* [Task to carry out]
The required result is a line count: how many lines in this data hold the word "tDVV". Give only that.

Extracted records
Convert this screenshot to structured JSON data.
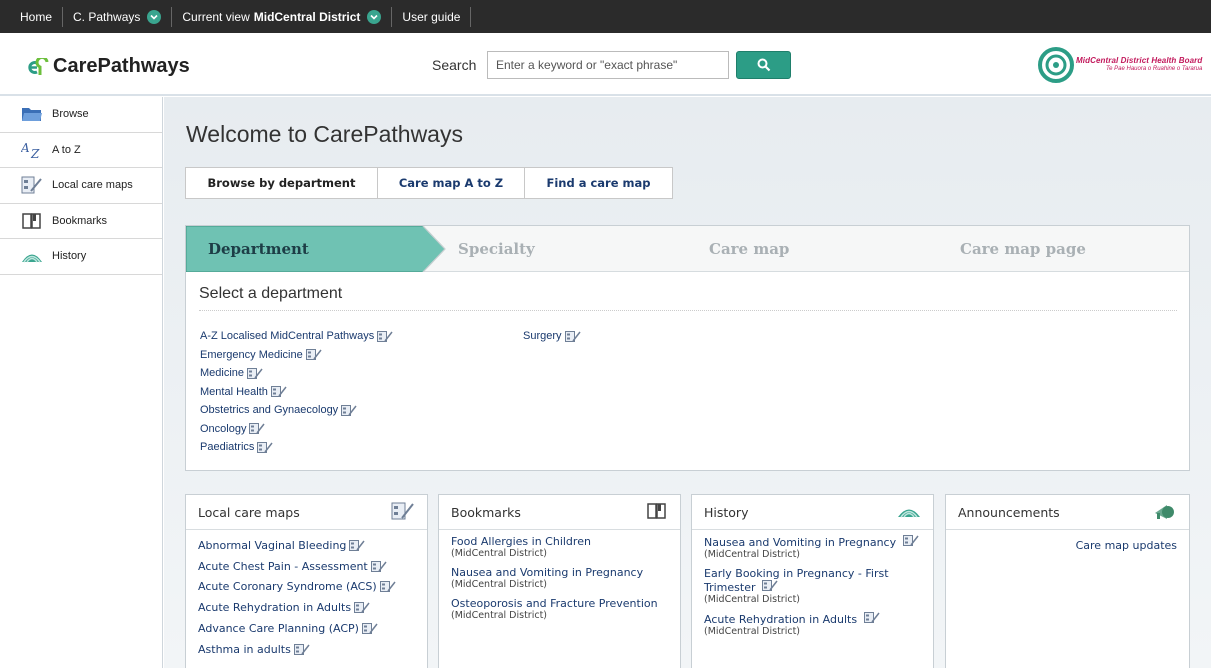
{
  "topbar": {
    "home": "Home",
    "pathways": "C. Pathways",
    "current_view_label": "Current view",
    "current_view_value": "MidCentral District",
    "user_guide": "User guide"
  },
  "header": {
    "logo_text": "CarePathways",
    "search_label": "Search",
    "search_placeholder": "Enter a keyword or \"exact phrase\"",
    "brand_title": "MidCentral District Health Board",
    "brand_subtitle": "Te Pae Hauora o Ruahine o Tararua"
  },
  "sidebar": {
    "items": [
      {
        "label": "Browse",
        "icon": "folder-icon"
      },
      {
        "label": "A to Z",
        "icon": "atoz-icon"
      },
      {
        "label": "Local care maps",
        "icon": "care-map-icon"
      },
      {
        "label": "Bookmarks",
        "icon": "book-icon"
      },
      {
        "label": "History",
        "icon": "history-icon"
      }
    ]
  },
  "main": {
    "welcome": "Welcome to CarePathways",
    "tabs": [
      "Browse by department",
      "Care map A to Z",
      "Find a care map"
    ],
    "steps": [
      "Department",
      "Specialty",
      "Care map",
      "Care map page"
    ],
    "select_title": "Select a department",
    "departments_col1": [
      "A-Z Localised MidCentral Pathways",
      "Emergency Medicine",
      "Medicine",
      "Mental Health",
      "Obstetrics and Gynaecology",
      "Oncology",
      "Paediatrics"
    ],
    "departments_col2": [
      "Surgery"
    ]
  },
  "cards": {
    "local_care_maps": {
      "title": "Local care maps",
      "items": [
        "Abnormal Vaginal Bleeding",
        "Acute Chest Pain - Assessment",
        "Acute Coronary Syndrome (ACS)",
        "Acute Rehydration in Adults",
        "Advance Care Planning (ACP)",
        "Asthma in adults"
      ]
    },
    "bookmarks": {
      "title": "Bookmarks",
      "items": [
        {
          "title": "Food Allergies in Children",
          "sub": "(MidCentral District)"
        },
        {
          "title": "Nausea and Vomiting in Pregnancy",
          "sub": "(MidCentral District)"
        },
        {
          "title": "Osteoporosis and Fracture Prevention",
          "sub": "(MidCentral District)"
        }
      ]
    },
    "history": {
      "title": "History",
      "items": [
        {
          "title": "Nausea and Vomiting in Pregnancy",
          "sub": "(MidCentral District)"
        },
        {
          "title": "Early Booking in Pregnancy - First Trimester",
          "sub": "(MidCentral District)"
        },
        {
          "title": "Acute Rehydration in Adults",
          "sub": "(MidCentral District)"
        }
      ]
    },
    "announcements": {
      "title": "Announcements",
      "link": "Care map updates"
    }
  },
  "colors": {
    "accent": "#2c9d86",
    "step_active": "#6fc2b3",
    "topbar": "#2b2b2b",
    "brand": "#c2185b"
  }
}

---

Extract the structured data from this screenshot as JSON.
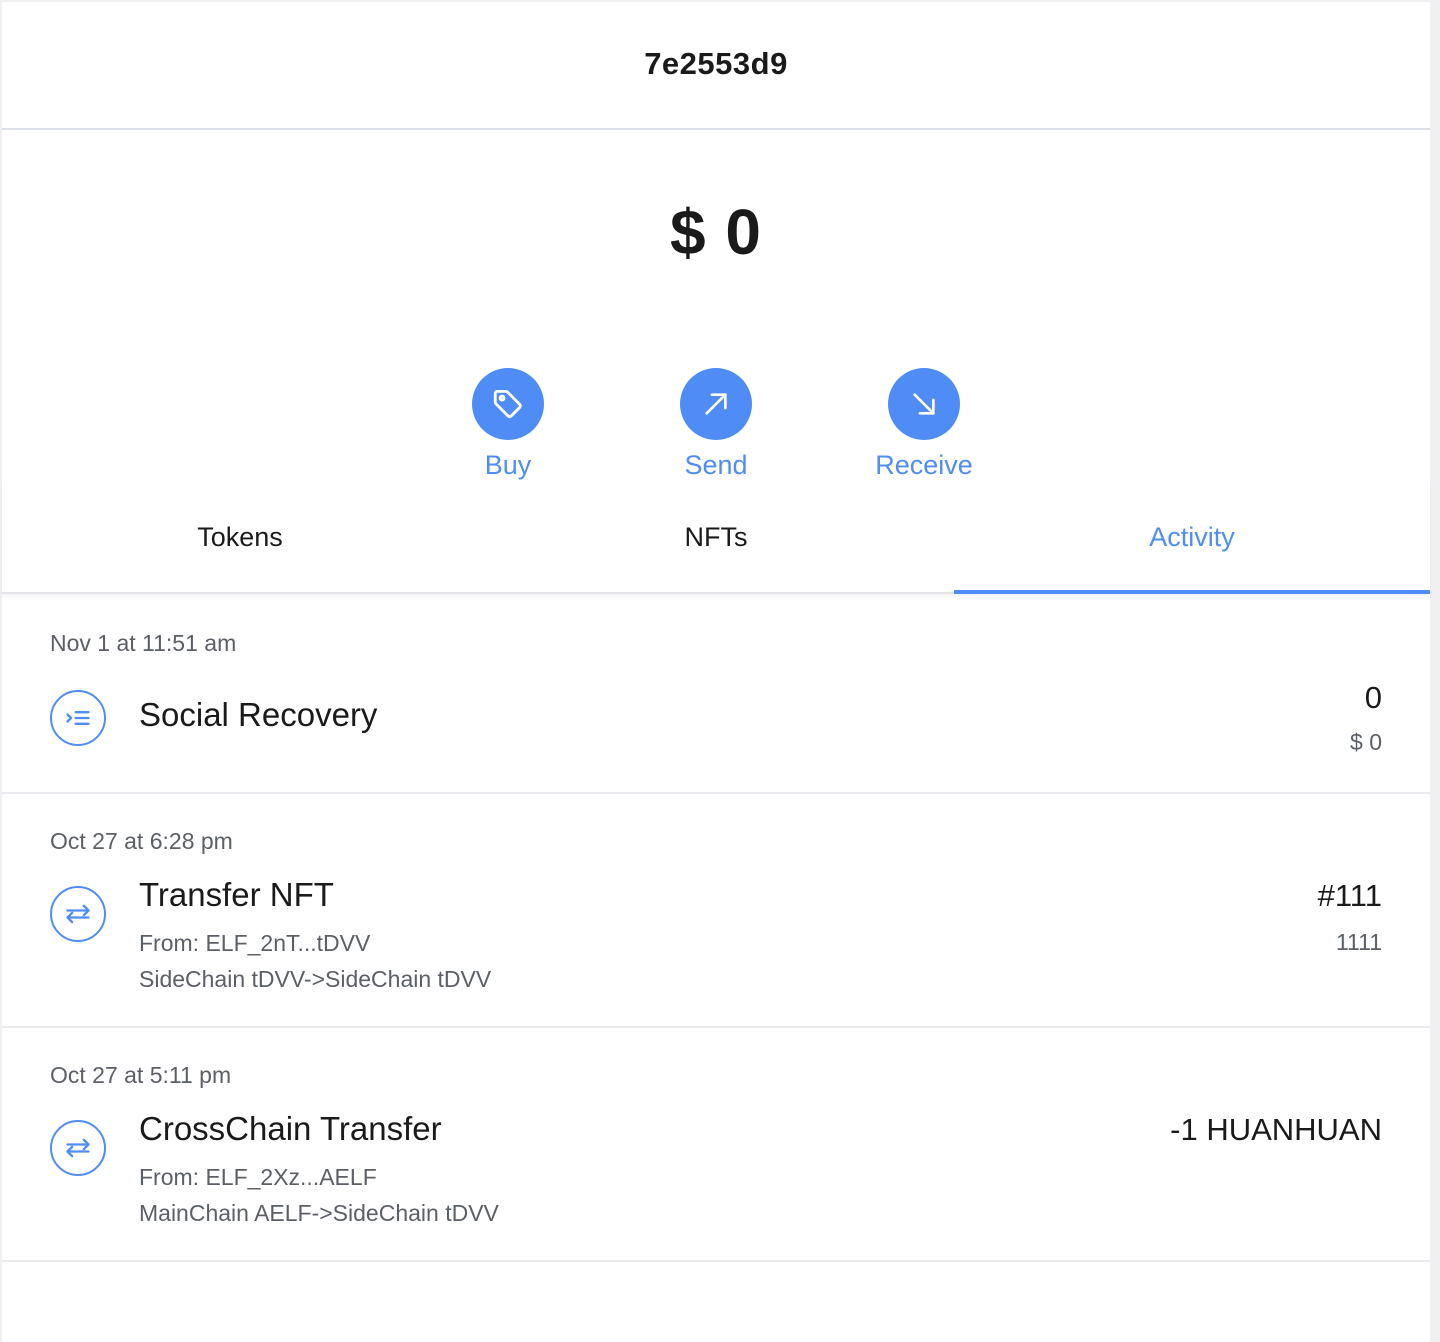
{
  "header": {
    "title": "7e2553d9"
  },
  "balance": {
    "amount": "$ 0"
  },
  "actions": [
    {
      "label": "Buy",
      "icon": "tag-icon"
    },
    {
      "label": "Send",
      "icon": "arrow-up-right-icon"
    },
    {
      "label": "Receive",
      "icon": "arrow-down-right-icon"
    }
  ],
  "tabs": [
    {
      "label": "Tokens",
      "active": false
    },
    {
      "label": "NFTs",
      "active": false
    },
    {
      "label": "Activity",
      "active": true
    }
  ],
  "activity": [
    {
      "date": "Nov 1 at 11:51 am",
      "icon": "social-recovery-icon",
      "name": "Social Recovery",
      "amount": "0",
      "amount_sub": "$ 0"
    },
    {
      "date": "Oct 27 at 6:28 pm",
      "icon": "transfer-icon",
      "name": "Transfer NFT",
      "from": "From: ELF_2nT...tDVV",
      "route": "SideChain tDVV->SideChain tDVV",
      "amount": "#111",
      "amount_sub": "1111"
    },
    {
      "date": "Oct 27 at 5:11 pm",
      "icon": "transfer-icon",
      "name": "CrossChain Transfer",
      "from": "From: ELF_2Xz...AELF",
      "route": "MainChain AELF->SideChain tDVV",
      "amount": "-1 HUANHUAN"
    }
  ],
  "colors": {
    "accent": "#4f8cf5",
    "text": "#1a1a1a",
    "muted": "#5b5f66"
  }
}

* [Exercise response]
3